The cold winds are coming down hard from Alaska and the Yukon. If I have not answered your recent query as quickly as you would have hoped it is because I have been rather busy the last several days compiling a list of autumn reads. These are books for the coming season.
I look forward to it. Like you I have a specific routine for the chilly weather. After a long day at the orifice I light a fire, settle in to a leather chair, pull up a Pendleton tartan wool blanket, open a bottle of whisky, and rip into a book. I typically acquire a pile of titles only to have them sit on the antique Peruvian blackwood tea table in the middle of the room for months on end until I get around to finishing them.
For the coming months I have already identified a few key choices. As usual I consult reviews before purchase to determine suitability; I am an inveterate reader of book reviews. I see one of my favourite authors, V.S. Naipaul, is under intense fire from the usual establishment apologists in the UK media for his study on African belief systems, Masque of Africa. But the gem for me this season is the Bruce Chatwin book, Under The Sun: The Letters of Bruce Chatwin. More on this in a moment. I suspect both books will be ignored or trashed by the provincial Noo Yawk literary establishment in this country. I hope I am wrong. But never mind.
Something about the Chatwin book immediately struck me as unique. And then I understood. How many major authors in recent years wrote actual letters using pen, ink, and paper? Chatwin was probably the last one. As Chatwin's biographer, Nicholas Shakespeare, says: "These constitute possibly the last letters by a contemporary author, from seven years old to shortly before his death, that are written on card and paper and not on Microsoft Word."
And Christian House writes in The Independent: "In her preface to this fascinating volume, [Chatwin's] widow Elizabeth asks whether, by dying at the dry-nib end of the time when writing letters was an everyday act, Chatwin represents the last great writer for whom such a collection will exist."
Good question. I do not know about you, but I used to write letters every week. Hidden away amongst several parcels recently sent to me by my uncle in Connecticut that had been in storage for 15+ years was a small collection of personal correspondence. In the photograph (at left) is a biscuit tin full of letters received by me more than 20 years ago, mainly from girlfriends but also from chums, family, and various school and university officials from England. I was a much greater presence in these peoples' lives then, but over the course of decades they have dropped away and we have become isolated from one another. Not that I mind. A cache of personal love-letters is a reminder that you were once loved. You were loved once, in other words, before you turned into a monster. And that is enough.
Times have changed. Today the bitter-sweet track-record of recent relationships and love affairs can be obliterated simply by pushing a button. And it often is. But can it be removed from one's memory? Not very easily. Unless one consumes consistently vast amounts of wine and codeine. And even then, I can report, it is not so effective. God knows I am trying.
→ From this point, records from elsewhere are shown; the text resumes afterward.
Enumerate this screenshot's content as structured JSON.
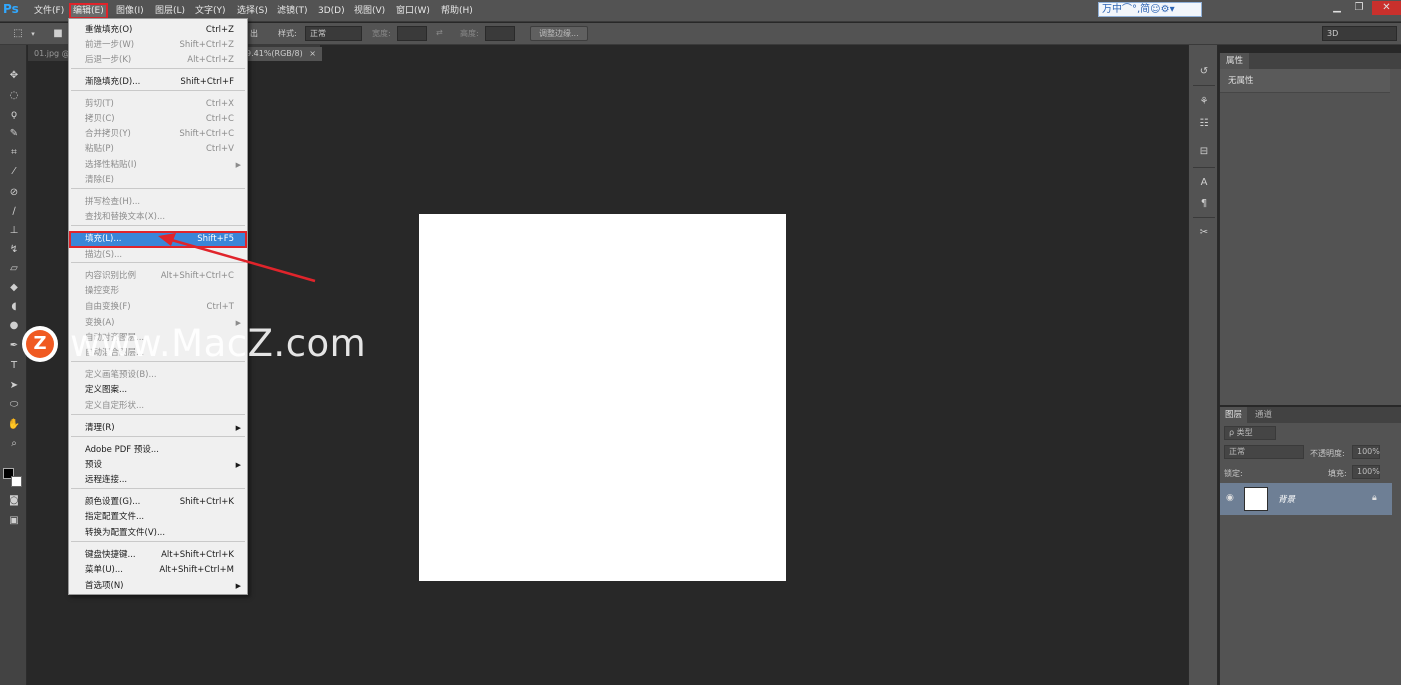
{
  "app": {
    "logo": "Ps",
    "menu_items": [
      "文件(F)",
      "编辑(E)",
      "图像(I)",
      "图层(L)",
      "文字(Y)",
      "选择(S)",
      "滤镜(T)",
      "3D(D)",
      "视图(V)",
      "窗口(W)",
      "帮助(H)"
    ],
    "active_menu": "编辑(E)",
    "ime_text": "万中⌒°,简☺⚙▾"
  },
  "options_bar": {
    "antialias_suffix": "出",
    "style_label": "样式:",
    "style_value": "正常",
    "width_label": "宽度:",
    "height_label": "高度:",
    "refine_edge_label": "调整边缘...",
    "workspace_value": "3D"
  },
  "doc_tabs": [
    {
      "label": "01.jpg @"
    },
    {
      "label": "9.41%(RGB/8)",
      "close": "×"
    }
  ],
  "edit_menu": {
    "items": [
      {
        "label": "重做填充(O)",
        "shortcut": "Ctrl+Z",
        "disabled": false
      },
      {
        "label": "前进一步(W)",
        "shortcut": "Shift+Ctrl+Z",
        "disabled": true
      },
      {
        "label": "后退一步(K)",
        "shortcut": "Alt+Ctrl+Z",
        "disabled": true
      },
      {
        "label": "渐隐填充(D)...",
        "shortcut": "Shift+Ctrl+F",
        "disabled": false
      },
      {
        "label": "剪切(T)",
        "shortcut": "Ctrl+X",
        "disabled": true
      },
      {
        "label": "拷贝(C)",
        "shortcut": "Ctrl+C",
        "disabled": true
      },
      {
        "label": "合并拷贝(Y)",
        "shortcut": "Shift+Ctrl+C",
        "disabled": true
      },
      {
        "label": "粘贴(P)",
        "shortcut": "Ctrl+V",
        "disabled": true
      },
      {
        "label": "选择性粘贴(I)",
        "shortcut": "",
        "submenu": true,
        "disabled": true
      },
      {
        "label": "清除(E)",
        "shortcut": "",
        "disabled": true
      },
      {
        "label": "拼写检查(H)...",
        "shortcut": "",
        "disabled": true
      },
      {
        "label": "查找和替换文本(X)...",
        "shortcut": "",
        "disabled": true
      },
      {
        "label": "填充(L)...",
        "shortcut": "Shift+F5",
        "disabled": false,
        "highlighted": true
      },
      {
        "label": "描边(S)...",
        "shortcut": "",
        "disabled": true
      },
      {
        "label": "内容识别比例",
        "shortcut": "Alt+Shift+Ctrl+C",
        "disabled": true
      },
      {
        "label": "操控变形",
        "shortcut": "",
        "disabled": true
      },
      {
        "label": "自由变换(F)",
        "shortcut": "Ctrl+T",
        "disabled": true
      },
      {
        "label": "变换(A)",
        "shortcut": "",
        "submenu": true,
        "disabled": true
      },
      {
        "label": "自动对齐图层...",
        "shortcut": "",
        "disabled": true
      },
      {
        "label": "自动混合图层...",
        "shortcut": "",
        "disabled": true
      },
      {
        "label": "定义画笔预设(B)...",
        "shortcut": "",
        "disabled": true
      },
      {
        "label": "定义图案...",
        "shortcut": "",
        "disabled": false
      },
      {
        "label": "定义自定形状...",
        "shortcut": "",
        "disabled": true
      },
      {
        "label": "清理(R)",
        "shortcut": "",
        "submenu": true,
        "disabled": false
      },
      {
        "label": "Adobe PDF 预设...",
        "shortcut": "",
        "disabled": false
      },
      {
        "label": "预设",
        "shortcut": "",
        "submenu": true,
        "disabled": false
      },
      {
        "label": "远程连接...",
        "shortcut": "",
        "disabled": false
      },
      {
        "label": "颜色设置(G)...",
        "shortcut": "Shift+Ctrl+K",
        "disabled": false
      },
      {
        "label": "指定配置文件...",
        "shortcut": "",
        "disabled": false
      },
      {
        "label": "转换为配置文件(V)...",
        "shortcut": "",
        "disabled": false
      },
      {
        "label": "键盘快捷键...",
        "shortcut": "Alt+Shift+Ctrl+K",
        "disabled": false
      },
      {
        "label": "菜单(U)...",
        "shortcut": "Alt+Shift+Ctrl+M",
        "disabled": false
      },
      {
        "label": "首选项(N)",
        "shortcut": "",
        "submenu": true,
        "disabled": false
      }
    ]
  },
  "watermark": {
    "badge": "Z",
    "text": "www.MacZ.com"
  },
  "properties_panel": {
    "tab": "属性",
    "body": "无属性"
  },
  "layers_panel": {
    "tabs": [
      "图层",
      "通道"
    ],
    "filter_kind": "ρ 类型",
    "blend_mode": "正常",
    "opacity_label": "不透明度:",
    "opacity_value": "100%",
    "lock_label": "锁定:",
    "fill_label": "填充:",
    "fill_value": "100%",
    "layer_name": "背景"
  },
  "colors": {
    "highlight_outline": "#e0242b",
    "menu_highlight": "#3a86d8",
    "annotation_arrow": "#e0242b"
  }
}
With the actual matter in front of you it is harder to get rid of the evidence, at least for a homesick cretin like me. So the love-letters sit in a side drawer or in the back of a changing room closet.
One of the advantages of the anonymity afforded by the electronic newspaper column format is the freedom to be candid. In person, if I were to discuss it, I would probably turn scarlet and mumble something and turn away. So with that in mind I will reveal to you, in an Admiral Cod exclusive, that in one of the piles of letters here is a small lavender envelope containing the last letter written to me by my first love and a lock of her light auburn hair from England in the late 1980s. Silly? Not to a 17-year old. But at my age? I dare not look. In fact I do not plan to read any of these letters ever again. Once or twice is enough, I think.
In a recent review of his friend's book of letters, the French author Paul Theroux said: "But with each passing year I am more convinced that [Chatwin] was the real thing, an original in all his work, and Rimbaudesque in acting on his belief that life is elsewhere."
Yes, indeed, both life and love, Theroux might have added, are elsewhere. It is a belief to which I have adhered for years. The future is provisional.